An international commission has been convened by the U.K.’s Royal Society, the U.S. National Academy of Sciences and the U.S. National Academy of Medicine, with the participation of academies of sciences and medicine from around the world. The commission’s aim is to develop principles, criteria and standards for the clinical use of genome editing of the human germline, should it be considered to be acceptable by society.
This follows the reported birth of the first genetically edited babies announced in November 2018 during the Second International Summit on Human Genome Editing in Hong Kong. It was criticised at the time by the summit organising committee, who recommended the development of a translational pathway for human germline editing (editing that would be inherited by subsequent generations) based upon criteria articulated in guidance documents published over the past three years.

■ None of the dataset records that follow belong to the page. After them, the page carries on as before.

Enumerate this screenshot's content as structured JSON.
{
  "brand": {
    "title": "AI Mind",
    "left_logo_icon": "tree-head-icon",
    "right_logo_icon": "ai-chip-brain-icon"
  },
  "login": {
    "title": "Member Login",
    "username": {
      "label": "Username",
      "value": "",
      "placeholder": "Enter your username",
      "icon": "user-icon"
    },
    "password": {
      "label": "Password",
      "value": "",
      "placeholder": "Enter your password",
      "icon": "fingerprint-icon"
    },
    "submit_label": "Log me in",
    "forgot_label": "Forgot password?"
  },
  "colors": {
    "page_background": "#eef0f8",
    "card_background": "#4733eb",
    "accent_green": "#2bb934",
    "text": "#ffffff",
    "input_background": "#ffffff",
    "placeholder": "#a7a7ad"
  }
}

The work of the international commission will be overseen by an international oversight board. This will be made up of leaders from national academies of sciences and international institutions. They will approve the membership of the commission, charge it with its task, and ensure that it follows due processes. They will also approve an expert review panel for the commission’s final report including its findings and recommendations.
The commission will meet three times between August 2019 and January 2020. The first meeting was held in Washington in August 2019. Following it, the commission has issued a public call for evidence. The response to this call will be considered at an international workshop as part of the commission’s second meeting. The workshop will also enable a wider group of experts to engage directly with commissioners. The commission’s final report will be issued in spring 2020.